And the Blue Streak, by night. The roller coaster heads into the edge of the woods, turning around at a spot near the road and the parking lot we used. We had always fantasized what it must be like riding that at night, because it would spend so much of its time in the utter quiet dark of the forest not-so-primeval. At Pumpkinfest the roller coaster was running, but as the final station in a 13-attraction haunted-park experience that had huge lines everywhere. This time, now ... this time we had the roller coaster, and the night.
It is every bit as magnificent as you might hope. The roller coaster is a basic design, going out with three hills and then coming back with several more hills. It's a good, exciting ride by itself in the sunlight. In the dark, moving up through trees you can spot against the moonlit clouds? In a roller coaster that's as rattly as you might hope for from a 75-year-old wooden ride? That gives, if you know where to look, the faintest silhouettes of the abandoned island that housed animal exhibits in decades past? One of the best rides out there.
We did want to get, in the hour or so we had, onto the Tumble Bug and hurtle back and forth in that aluminum-plated darkness. And to the carousel. And then to choose: do we close the night on the carousel or on the Blue Streak? We tried for the Blue Streak, and that is how we got the backseat (I think it was) ride on that inexplicably magic last train of the night.
So we had the long, slow walk out of the closed park, alongside the other people who were staying through to the last rides of the night. We could have hoped for the hours spent waiting for the rain to let up, but, we couldn't be seriously disappointed when the day offered a coda like that nighttime hour at the park.
An odd little point back at the hotel. We passed a room door that was locked. I mean, with a bracket mounted on the door and frame and secured by a padlock. We didn't work out a satisfactory explanation for this, but we also stopped trying after the first two or three attempts came up short.
Trivia: In 1955 Margaret Burbidge applied for a position at Mount Wilson observatory, to be told there were no toilet facilities for women on the mountain.
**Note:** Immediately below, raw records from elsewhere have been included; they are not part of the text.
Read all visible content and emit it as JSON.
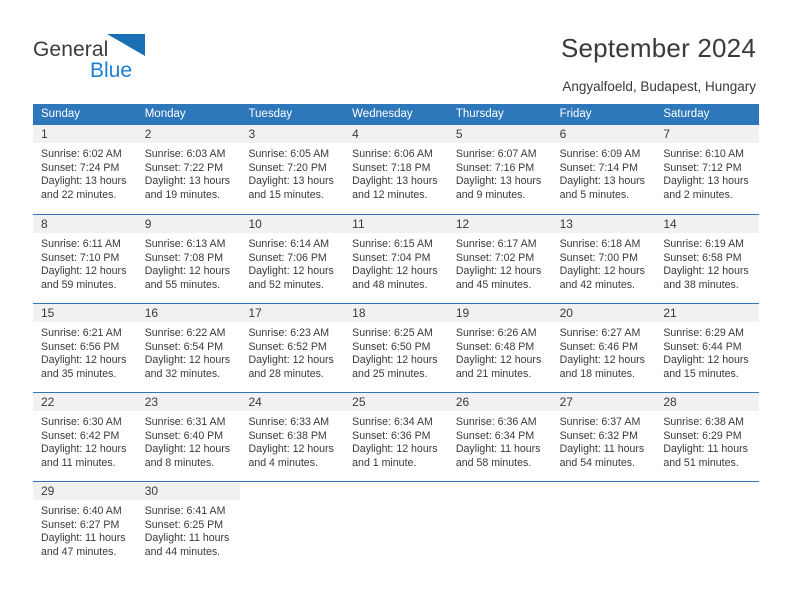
{
  "brand": {
    "name_part1": "General",
    "name_part2": "Blue",
    "logo_icon": "blue-triangle-icon",
    "accent_color": "#1b7fd4"
  },
  "header": {
    "title": "September 2024",
    "subtitle": "Angyalfoeld, Budapest, Hungary"
  },
  "colors": {
    "header_row_bg": "#2e77bb",
    "header_row_text": "#ffffff",
    "day_number_band_bg": "#f1f1f1",
    "cell_bg": "#ffffff",
    "text": "#3a3a3a"
  },
  "weekdays": [
    "Sunday",
    "Monday",
    "Tuesday",
    "Wednesday",
    "Thursday",
    "Friday",
    "Saturday"
  ],
  "weeks": [
    [
      {
        "day": "1",
        "sunrise": "Sunrise: 6:02 AM",
        "sunset": "Sunset: 7:24 PM",
        "daylight1": "Daylight: 13 hours",
        "daylight2": "and 22 minutes."
      },
      {
        "day": "2",
        "sunrise": "Sunrise: 6:03 AM",
        "sunset": "Sunset: 7:22 PM",
        "daylight1": "Daylight: 13 hours",
        "daylight2": "and 19 minutes."
      },
      {
        "day": "3",
        "sunrise": "Sunrise: 6:05 AM",
        "sunset": "Sunset: 7:20 PM",
        "daylight1": "Daylight: 13 hours",
        "daylight2": "and 15 minutes."
      },
      {
        "day": "4",
        "sunrise": "Sunrise: 6:06 AM",
        "sunset": "Sunset: 7:18 PM",
        "daylight1": "Daylight: 13 hours",
        "daylight2": "and 12 minutes."
      },
      {
        "day": "5",
        "sunrise": "Sunrise: 6:07 AM",
        "sunset": "Sunset: 7:16 PM",
        "daylight1": "Daylight: 13 hours",
        "daylight2": "and 9 minutes."
      },
      {
        "day": "6",
        "sunrise": "Sunrise: 6:09 AM",
        "sunset": "Sunset: 7:14 PM",
        "daylight1": "Daylight: 13 hours",
        "daylight2": "and 5 minutes."
      },
      {
        "day": "7",
        "sunrise": "Sunrise: 6:10 AM",
        "sunset": "Sunset: 7:12 PM",
        "daylight1": "Daylight: 13 hours",
        "daylight2": "and 2 minutes."
      }
    ],
    [
      {
        "day": "8",
        "sunrise": "Sunrise: 6:11 AM",
        "sunset": "Sunset: 7:10 PM",
        "daylight1": "Daylight: 12 hours",
        "daylight2": "and 59 minutes."
      },
      {
        "day": "9",
        "sunrise": "Sunrise: 6:13 AM",
        "sunset": "Sunset: 7:08 PM",
        "daylight1": "Daylight: 12 hours",
        "daylight2": "and 55 minutes."
      },
      {
        "day": "10",
        "sunrise": "Sunrise: 6:14 AM",
        "sunset": "Sunset: 7:06 PM",
        "daylight1": "Daylight: 12 hours",
        "daylight2": "and 52 minutes."
      },
      {
        "day": "11",
        "sunrise": "Sunrise: 6:15 AM",
        "sunset": "Sunset: 7:04 PM",
        "daylight1": "Daylight: 12 hours",
        "daylight2": "and 48 minutes."
      },
      {
        "day": "12",
        "sunrise": "Sunrise: 6:17 AM",
        "sunset": "Sunset: 7:02 PM",
        "daylight1": "Daylight: 12 hours",
        "daylight2": "and 45 minutes."
      },
      {
        "day": "13",
        "sunrise": "Sunrise: 6:18 AM",
        "sunset": "Sunset: 7:00 PM",
        "daylight1": "Daylight: 12 hours",
        "daylight2": "and 42 minutes."
      },
      {
        "day": "14",
        "sunrise": "Sunrise: 6:19 AM",
        "sunset": "Sunset: 6:58 PM",
        "daylight1": "Daylight: 12 hours",
        "daylight2": "and 38 minutes."
      }
    ],
    [
      {
        "day": "15",
        "sunrise": "Sunrise: 6:21 AM",
        "sunset": "Sunset: 6:56 PM",
        "daylight1": "Daylight: 12 hours",
        "daylight2": "and 35 minutes."
      },
      {
        "day": "16",
        "sunrise": "Sunrise: 6:22 AM",
        "sunset": "Sunset: 6:54 PM",
        "daylight1": "Daylight: 12 hours",
        "daylight2": "and 32 minutes."
      },
      {
        "day": "17",
        "sunrise": "Sunrise: 6:23 AM",
        "sunset": "Sunset: 6:52 PM",
        "daylight1": "Daylight: 12 hours",
        "daylight2": "and 28 minutes."
      },
      {
        "day": "18",
        "sunrise": "Sunrise: 6:25 AM",
        "sunset": "Sunset: 6:50 PM",
        "daylight1": "Daylight: 12 hours",
        "daylight2": "and 25 minutes."
      },
      {
        "day": "19",
        "sunrise": "Sunrise: 6:26 AM",
        "sunset": "Sunset: 6:48 PM",
        "daylight1": "Daylight: 12 hours",
        "daylight2": "and 21 minutes."
      },
      {
        "day": "20",
        "sunrise": "Sunrise: 6:27 AM",
        "sunset": "Sunset: 6:46 PM",
        "daylight1": "Daylight: 12 hours",
        "daylight2": "and 18 minutes."
      },
      {
        "day": "21",
        "sunrise": "Sunrise: 6:29 AM",
        "sunset": "Sunset: 6:44 PM",
        "daylight1": "Daylight: 12 hours",
        "daylight2": "and 15 minutes."
      }
    ],
    [
      {
        "day": "22",
        "sunrise": "Sunrise: 6:30 AM",
        "sunset": "Sunset: 6:42 PM",
        "daylight1": "Daylight: 12 hours",
        "daylight2": "and 11 minutes."
      },
      {
        "day": "23",
        "sunrise": "Sunrise: 6:31 AM",
        "sunset": "Sunset: 6:40 PM",
        "daylight1": "Daylight: 12 hours",
        "daylight2": "and 8 minutes."
      },
      {
        "day": "24",
        "sunrise": "Sunrise: 6:33 AM",
        "sunset": "Sunset: 6:38 PM",
        "daylight1": "Daylight: 12 hours",
        "daylight2": "and 4 minutes."
      },
      {
        "day": "25",
        "sunrise": "Sunrise: 6:34 AM",
        "sunset": "Sunset: 6:36 PM",
        "daylight1": "Daylight: 12 hours",
        "daylight2": "and 1 minute."
      },
      {
        "day": "26",
        "sunrise": "Sunrise: 6:36 AM",
        "sunset": "Sunset: 6:34 PM",
        "daylight1": "Daylight: 11 hours",
        "daylight2": "and 58 minutes."
      },
      {
        "day": "27",
        "sunrise": "Sunrise: 6:37 AM",
        "sunset": "Sunset: 6:32 PM",
        "daylight1": "Daylight: 11 hours",
        "daylight2": "and 54 minutes."
      },
      {
        "day": "28",
        "sunrise": "Sunrise: 6:38 AM",
        "sunset": "Sunset: 6:29 PM",
        "daylight1": "Daylight: 11 hours",
        "daylight2": "and 51 minutes."
      }
    ],
    [
      {
        "day": "29",
        "sunrise": "Sunrise: 6:40 AM",
        "sunset": "Sunset: 6:27 PM",
        "daylight1": "Daylight: 11 hours",
        "daylight2": "and 47 minutes."
      },
      {
        "day": "30",
        "sunrise": "Sunrise: 6:41 AM",
        "sunset": "Sunset: 6:25 PM",
        "daylight1": "Daylight: 11 hours",
        "daylight2": "and 44 minutes."
      },
      {
        "day": "",
        "sunrise": "",
        "sunset": "",
        "daylight1": "",
        "daylight2": ""
      },
      {
        "day": "",
        "sunrise": "",
        "sunset": "",
        "daylight1": "",
        "daylight2": ""
      },
      {
        "day": "",
        "sunrise": "",
        "sunset": "",
        "daylight1": "",
        "daylight2": ""
      },
      {
        "day": "",
        "sunrise": "",
        "sunset": "",
        "daylight1": "",
        "daylight2": ""
      },
      {
        "day": "",
        "sunrise": "",
        "sunset": "",
        "daylight1": "",
        "daylight2": ""
      }
    ]
  ]
}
Her husband, a theorist, was hired as a postdoc at Caltech, and she used his allocated observing time while he read books in the dark room.
Source: The Perfect Machine: Building the Palomar Telescope, Ronald Florence.
Currently Reading: The Complete Peanuts, 1995 - 1996, Charles M Schulz. Editor Gary Groth.
PS: Revealed: Barney Google Lead Time, Desire To Mess With My Head, a little something that surprised me right after the Comics Kingdom strips for the day posted.
PPS: some more stuff from Dallas.
And isn't it nice to know you can play Skee-Ball while visiting the Master Control Program?
Back at the Fun! center, it's the Barb Wire pinball game I had no idea existed, based on the movie that the studio released instead of the Mystery Science Theater 3000 movie. They should totally make an MST3K pinball.
Pin-Golf. The struggle is to get enough points on each table; here,Road Kings, a late solid state that bunny_hugger managed to beat the hard way, not getting the jackpot shot. While she was playing she got on the stream again and (a) got a text from MWS moments after the game pulled some nonsense by unfairly kicking the ball to the outlane, and (b) made the score objective without hitting the jackpot shot, which the commenters guessed (correctly) was because she didn't know what it was. But getting the points the longer, harder way meant she still managed it ``like a boss''.